A Texas trial to determine whether the National Rifle Association should be allowed to seek bankruptcy kicked off Monday — with New York prosecutors slamming the financial move as a “masterclass in bad faith,”
The gun-rights group filed for Chapter 11 bankruptcy in January as it was waging a bitter legal battle with New York Attorney General Letitia James’ office — which sued to break up the NRA over claims that top execs were misusing funds to fund live lavish lifestyles replete with exotic trips, private jet flights and expensive meals.
But the AG’s office doesn’t buy that the organization is financially struggling, Assistant AG Monica Connell said during opening statements held by video in Texas federal Bankruptcy court Monday.
NRA CEO Wayne LaPierre’s announcement that he was moving the group from New York to Texas and filing for bankruptcy protection, is a “masterclass in bad faith and dishonest conduct,” Connell said according to a report by Law & Crime.
At the time of the bankruptcy filing, the pro-gun organization claimed on its website that it was “in its strongest financial condition in years.”
“By the NRA’s own words, it is not only solvent but financially strong,” Connell said, according to the report.
The NRA brought the case in Texas on the grounds that one of its companies, Sea Girt, LLC, was based there. But James claims that is just a shell company that the NRA opened up three months prior so it could make the legal maneuver there, the outlet reported.
NRA lawyer Greg Garman countered that the AG’s suit was politically motivated — a claim echoed in the NRAs August countersuit against James — and that she was gunning for the group on her campaign trail when she referred to it as a “terrorist organization,” Law & Crime reported.
Garman also defended LaPierre’s private flights as essential for his safety, according to the news site.
The AG’s office was joined by former public relations firm Ackerman McQueen in its motion to dismiss the bankruptcy case.
Ackerman lawyer Brian Mason said that the NRA was attempting to “game” the bankruptcy process, adding that its one-time former client had changed and is now fraught with “fraud, dishonestly, misconduct and gross mismanagement,” Law & Crime reported.
“We look forward to making our case in court, and finally shining a light on the NRA’s actions. No organization, including the NRA, should be able to avoid accountability simply by declaring bankruptcy,” James’ said in a statement ahead of opening remarks Monday morning.
The AG’s suit from August accused LaPierre and other NRA honchos of flouting non-profit laws and siphoning NRA funds for personal use.

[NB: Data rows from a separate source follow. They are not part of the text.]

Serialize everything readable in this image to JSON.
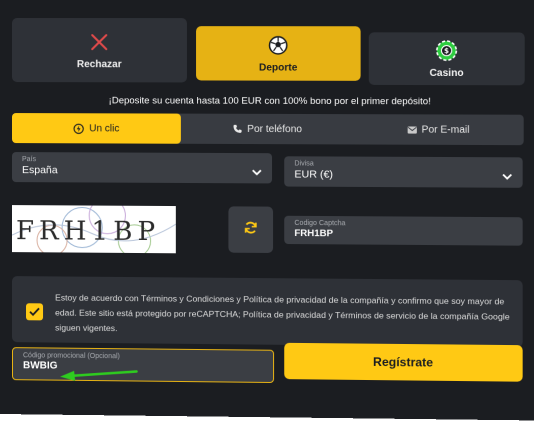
{
  "bonus_options": [
    {
      "label": "Rechazar",
      "icon": "close-icon"
    },
    {
      "label": "Deporte",
      "icon": "soccer-ball-icon"
    },
    {
      "label": "Casino",
      "icon": "casino-chips-icon"
    }
  ],
  "promo_text": "¡Deposite su cuenta hasta 100 EUR con 100% bono por el primer depósito!",
  "methods": [
    {
      "label": "Un clic",
      "icon": "lightning-icon",
      "active": true
    },
    {
      "label": "Por teléfono",
      "icon": "phone-icon"
    },
    {
      "label": "Por E-mail",
      "icon": "envelope-icon"
    }
  ],
  "country": {
    "label": "País",
    "value": "España"
  },
  "currency": {
    "label": "Divisa",
    "value": "EUR (€)"
  },
  "captcha": {
    "image_text": "FRH1BP",
    "input_label": "Codigo Captcha",
    "input_value": "FRH1BP"
  },
  "consent_text": "Estoy de acuerdo con Términos y Condiciones y Política de privacidad de la compañía y confirmo que soy mayor de edad. Este sitio está protegido por reCAPTCHA; Política de privacidad y Términos de servicio de la compañía Google siguen vigentes.",
  "promo_code": {
    "label": "Código promocional (Opcional)",
    "value": "BWBIG"
  },
  "register_label": "Regístrate",
  "colors": {
    "accent": "#ffc914",
    "background": "#1b1d21",
    "field": "#3b3e44",
    "arrow": "#2ecc1f",
    "reject": "#e04a4a"
  }
}
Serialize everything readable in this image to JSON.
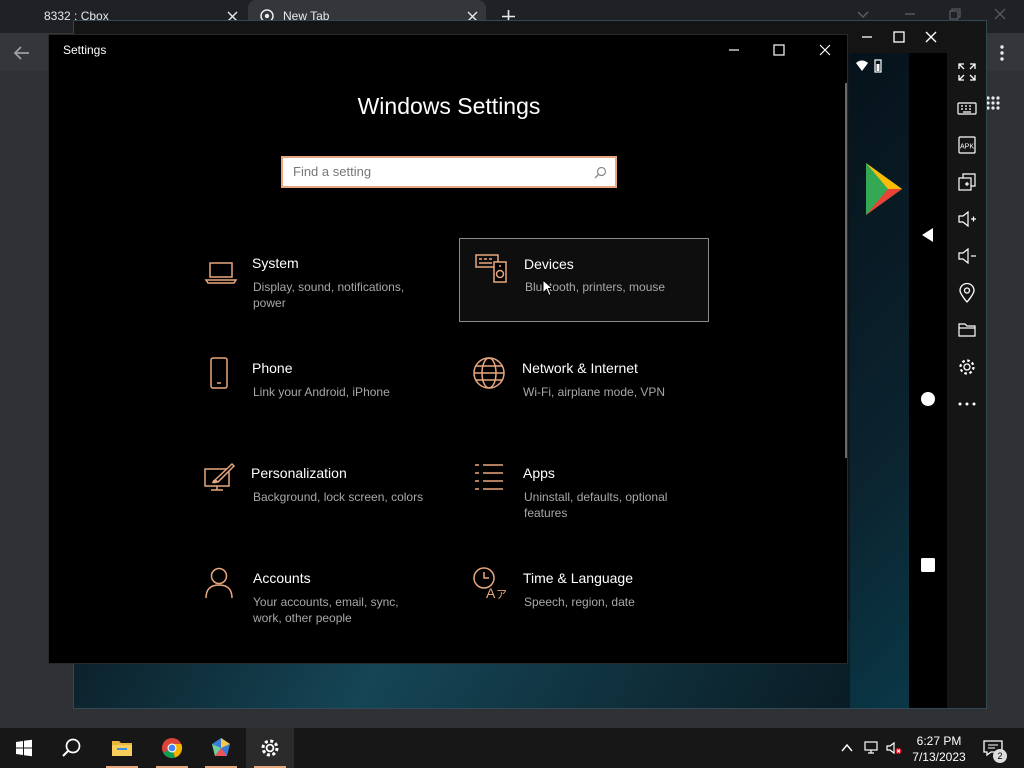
{
  "browser": {
    "tabs": [
      {
        "label": "8332 : Cbox"
      },
      {
        "label": "New Tab"
      }
    ]
  },
  "settings": {
    "window_title": "Settings",
    "heading": "Windows Settings",
    "search": {
      "placeholder": "Find a setting"
    },
    "accent": "#e8a77d",
    "tiles": [
      {
        "title": "System",
        "desc": "Display, sound, notifications, power",
        "icon": "laptop-icon"
      },
      {
        "title": "Devices",
        "desc": "Bluetooth, printers, mouse",
        "icon": "devices-icon"
      },
      {
        "title": "Phone",
        "desc": "Link your Android, iPhone",
        "icon": "phone-icon"
      },
      {
        "title": "Network & Internet",
        "desc": "Wi-Fi, airplane mode, VPN",
        "icon": "globe-icon"
      },
      {
        "title": "Personalization",
        "desc": "Background, lock screen, colors",
        "icon": "personalization-icon"
      },
      {
        "title": "Apps",
        "desc": "Uninstall, defaults, optional features",
        "icon": "apps-list-icon"
      },
      {
        "title": "Accounts",
        "desc": "Your accounts, email, sync, work, other people",
        "icon": "person-icon"
      },
      {
        "title": "Time & Language",
        "desc": "Speech, region, date",
        "icon": "time-language-icon"
      }
    ]
  },
  "taskbar": {
    "time": "6:27 PM",
    "date": "7/13/2023",
    "notification_count": "2"
  }
}
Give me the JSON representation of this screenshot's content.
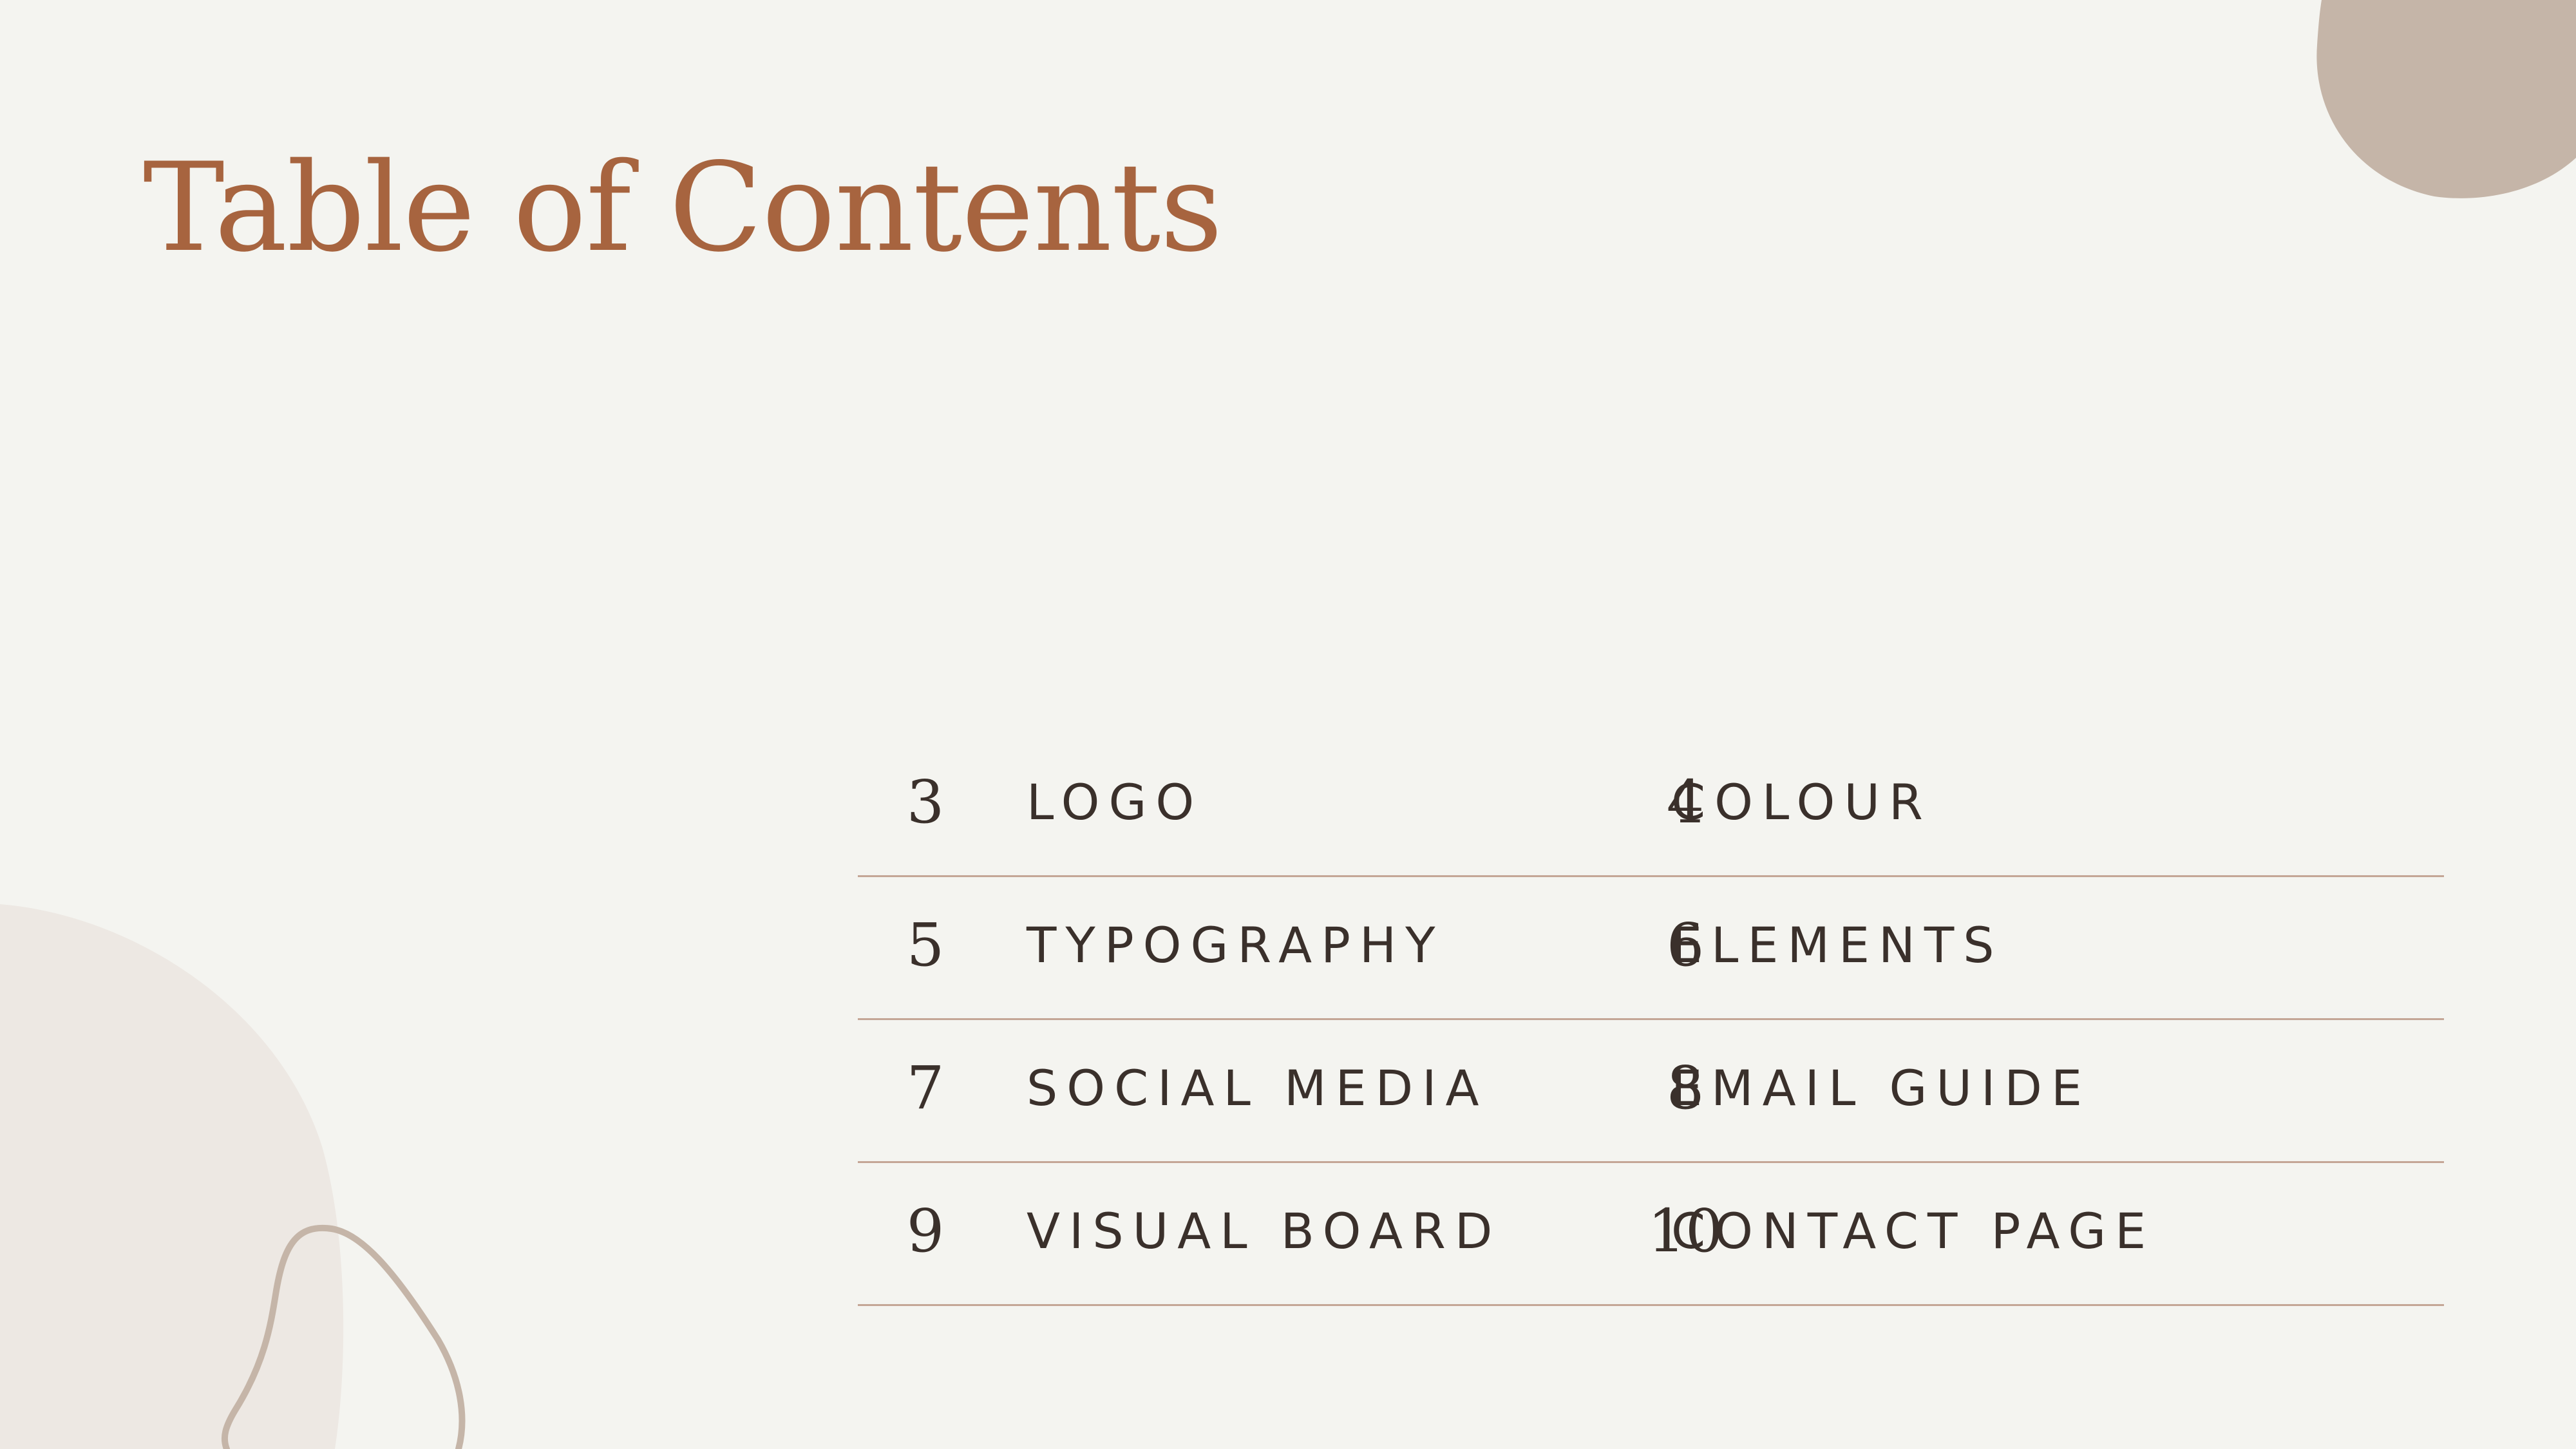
{
  "title": "Table of Contents",
  "colors": {
    "background": "#f4f4f0",
    "title": "#a7643f",
    "text": "#3a302b",
    "divider": "#c4a696",
    "blob_top_right": "#c5b5a8",
    "blob_bottom_left": "#ede8e3",
    "loop_outline": "#c5b5a8"
  },
  "toc": {
    "rows": [
      {
        "left": {
          "number": "3",
          "label": "LOGO"
        },
        "right": {
          "number": "4",
          "label": "COLOUR"
        }
      },
      {
        "left": {
          "number": "5",
          "label": "TYPOGRAPHY"
        },
        "right": {
          "number": "6",
          "label": "ELEMENTS"
        }
      },
      {
        "left": {
          "number": "7",
          "label": "SOCIAL MEDIA"
        },
        "right": {
          "number": "8",
          "label": "EMAIL GUIDE"
        }
      },
      {
        "left": {
          "number": "9",
          "label": "VISUAL BOARD"
        },
        "right": {
          "number": "10",
          "label": "CONTACT PAGE"
        }
      }
    ]
  }
}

Connell on Monday alleged to the judge that donor funds even went to LaPierre’s wife’s “glam squad,” according to the report.
The trial is expected to last for six days, according to the Wall Street Journal.